**Exercise:**
Show each line of the entries below in which the word "networking" appears.

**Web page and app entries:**
___

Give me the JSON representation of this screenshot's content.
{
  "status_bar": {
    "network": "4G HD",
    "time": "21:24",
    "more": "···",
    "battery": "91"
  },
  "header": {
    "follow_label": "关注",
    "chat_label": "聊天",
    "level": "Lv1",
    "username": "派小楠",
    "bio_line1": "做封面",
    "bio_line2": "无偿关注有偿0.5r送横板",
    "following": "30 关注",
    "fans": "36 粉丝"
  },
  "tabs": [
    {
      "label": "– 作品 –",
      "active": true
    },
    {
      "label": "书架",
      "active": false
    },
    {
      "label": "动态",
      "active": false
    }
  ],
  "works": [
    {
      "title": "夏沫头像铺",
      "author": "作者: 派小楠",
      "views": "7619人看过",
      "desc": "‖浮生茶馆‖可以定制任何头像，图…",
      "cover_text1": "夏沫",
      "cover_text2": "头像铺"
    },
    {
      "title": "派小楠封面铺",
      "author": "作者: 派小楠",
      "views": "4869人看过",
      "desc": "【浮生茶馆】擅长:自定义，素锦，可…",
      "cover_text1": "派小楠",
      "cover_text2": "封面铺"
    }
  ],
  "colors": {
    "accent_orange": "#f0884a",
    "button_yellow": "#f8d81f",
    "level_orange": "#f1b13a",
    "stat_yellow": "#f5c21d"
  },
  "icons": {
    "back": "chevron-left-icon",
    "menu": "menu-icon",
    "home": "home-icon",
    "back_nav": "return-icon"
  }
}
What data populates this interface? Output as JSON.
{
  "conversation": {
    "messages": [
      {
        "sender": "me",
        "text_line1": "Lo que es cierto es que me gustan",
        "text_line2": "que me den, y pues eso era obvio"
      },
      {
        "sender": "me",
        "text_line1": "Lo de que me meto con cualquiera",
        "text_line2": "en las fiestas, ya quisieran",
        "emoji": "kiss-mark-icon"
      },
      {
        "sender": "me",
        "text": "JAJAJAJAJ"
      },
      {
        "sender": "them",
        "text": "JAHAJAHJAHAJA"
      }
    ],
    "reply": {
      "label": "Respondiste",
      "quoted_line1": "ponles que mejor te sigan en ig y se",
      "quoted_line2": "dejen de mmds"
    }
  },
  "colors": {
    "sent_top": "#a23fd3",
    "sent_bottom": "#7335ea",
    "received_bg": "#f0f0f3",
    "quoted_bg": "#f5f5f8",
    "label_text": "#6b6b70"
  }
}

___

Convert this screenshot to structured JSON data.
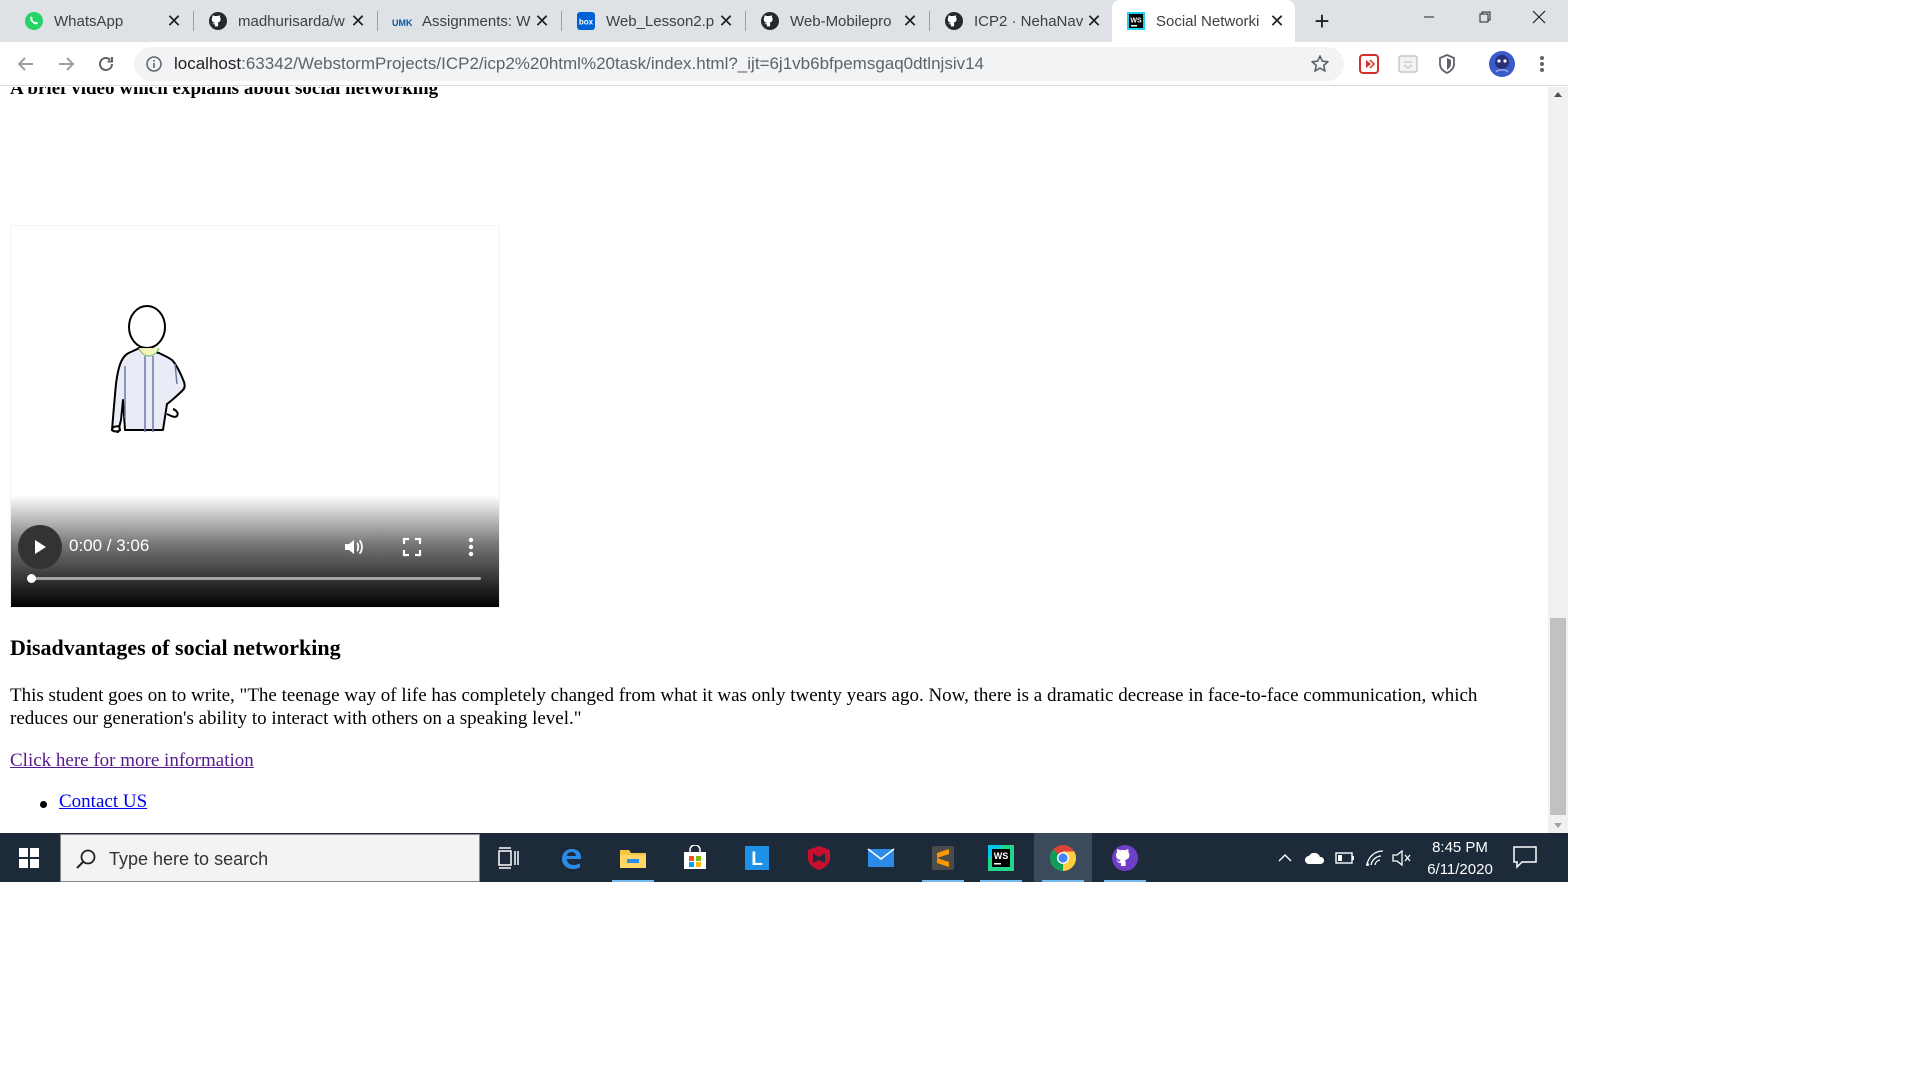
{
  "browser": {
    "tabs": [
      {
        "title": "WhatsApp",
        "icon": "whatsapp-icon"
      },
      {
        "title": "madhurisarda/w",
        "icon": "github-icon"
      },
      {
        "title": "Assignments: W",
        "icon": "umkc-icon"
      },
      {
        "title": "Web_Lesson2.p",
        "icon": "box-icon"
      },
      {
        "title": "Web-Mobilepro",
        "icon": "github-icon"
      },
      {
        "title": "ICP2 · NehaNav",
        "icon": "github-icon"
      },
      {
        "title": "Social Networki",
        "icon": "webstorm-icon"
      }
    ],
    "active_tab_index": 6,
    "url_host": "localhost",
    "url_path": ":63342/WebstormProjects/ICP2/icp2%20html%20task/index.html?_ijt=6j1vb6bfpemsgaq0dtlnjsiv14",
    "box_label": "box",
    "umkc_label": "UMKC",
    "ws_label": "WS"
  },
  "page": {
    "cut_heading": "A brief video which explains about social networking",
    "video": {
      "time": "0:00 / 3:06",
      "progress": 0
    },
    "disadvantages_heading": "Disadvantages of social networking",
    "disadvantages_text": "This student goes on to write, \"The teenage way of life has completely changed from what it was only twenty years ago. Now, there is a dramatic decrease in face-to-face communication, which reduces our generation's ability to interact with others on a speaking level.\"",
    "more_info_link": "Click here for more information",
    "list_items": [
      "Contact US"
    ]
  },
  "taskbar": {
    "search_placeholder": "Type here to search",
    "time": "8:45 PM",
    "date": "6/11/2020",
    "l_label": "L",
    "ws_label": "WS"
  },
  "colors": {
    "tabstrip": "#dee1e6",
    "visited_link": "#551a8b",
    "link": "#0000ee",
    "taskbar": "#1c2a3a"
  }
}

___

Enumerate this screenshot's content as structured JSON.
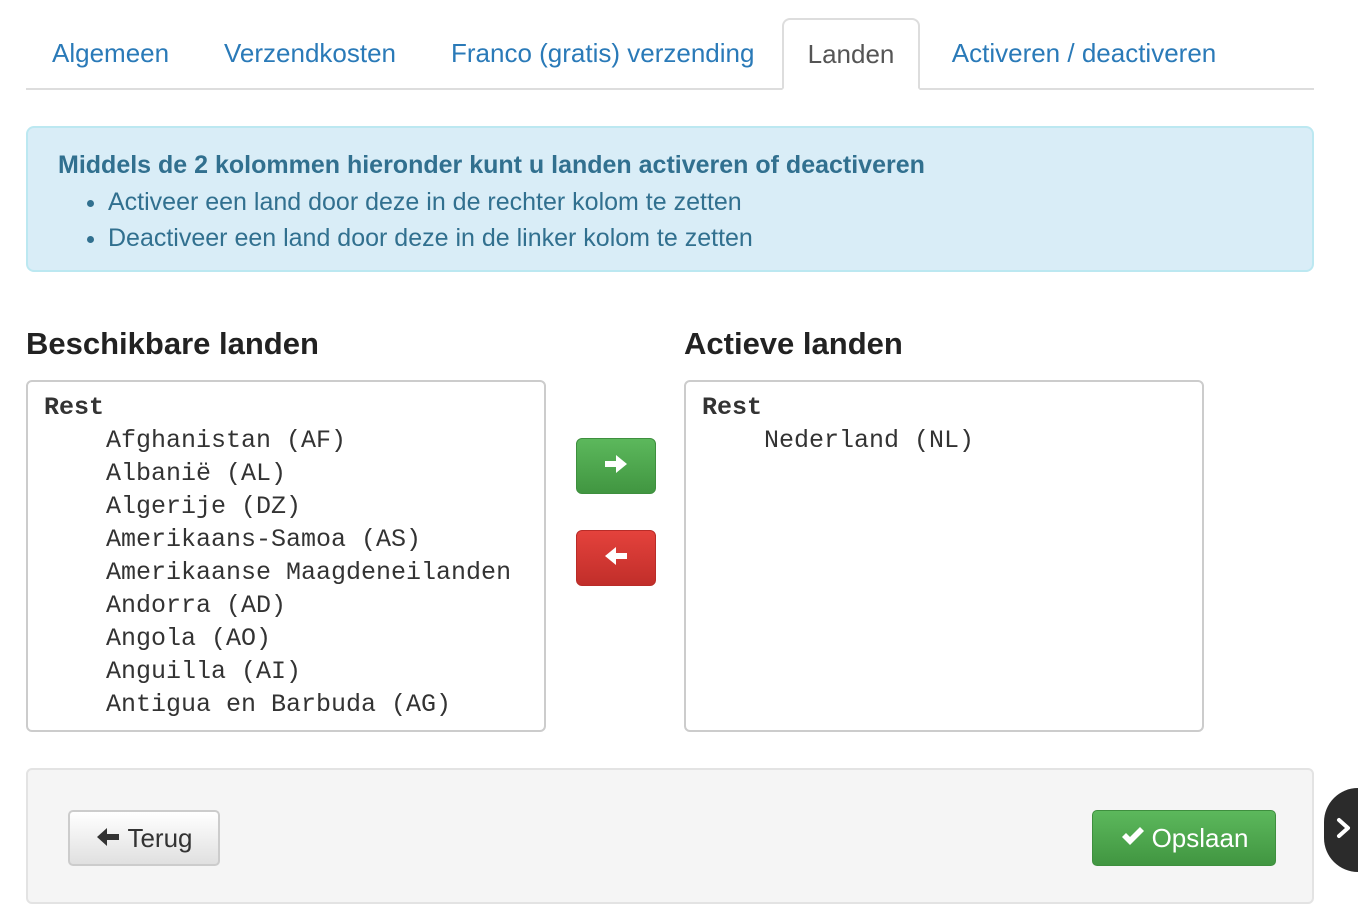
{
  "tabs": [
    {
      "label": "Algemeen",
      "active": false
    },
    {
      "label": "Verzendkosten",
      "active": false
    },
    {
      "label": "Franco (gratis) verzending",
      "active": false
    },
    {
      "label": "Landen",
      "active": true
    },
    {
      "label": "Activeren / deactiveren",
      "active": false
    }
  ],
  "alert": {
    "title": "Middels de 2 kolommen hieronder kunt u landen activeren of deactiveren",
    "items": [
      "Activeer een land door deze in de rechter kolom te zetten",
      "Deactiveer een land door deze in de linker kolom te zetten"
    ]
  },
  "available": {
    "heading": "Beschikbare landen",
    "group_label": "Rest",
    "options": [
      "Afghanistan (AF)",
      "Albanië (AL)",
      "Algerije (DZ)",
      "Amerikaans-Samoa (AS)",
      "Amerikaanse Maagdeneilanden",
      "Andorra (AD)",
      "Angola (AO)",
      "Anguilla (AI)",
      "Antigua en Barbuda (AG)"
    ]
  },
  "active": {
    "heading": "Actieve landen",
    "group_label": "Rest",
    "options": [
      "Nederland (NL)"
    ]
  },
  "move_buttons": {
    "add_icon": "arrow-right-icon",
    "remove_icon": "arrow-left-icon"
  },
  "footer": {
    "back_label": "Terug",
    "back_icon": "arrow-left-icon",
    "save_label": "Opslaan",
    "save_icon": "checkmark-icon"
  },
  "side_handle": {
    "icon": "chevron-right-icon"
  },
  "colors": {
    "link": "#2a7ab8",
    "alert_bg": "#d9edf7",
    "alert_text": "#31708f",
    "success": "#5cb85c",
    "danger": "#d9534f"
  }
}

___

**Solution to this task:**
    "cut_heading": "A brief video which explains about social networking",
    "disadvantages_heading": "Disadvantages of social networking",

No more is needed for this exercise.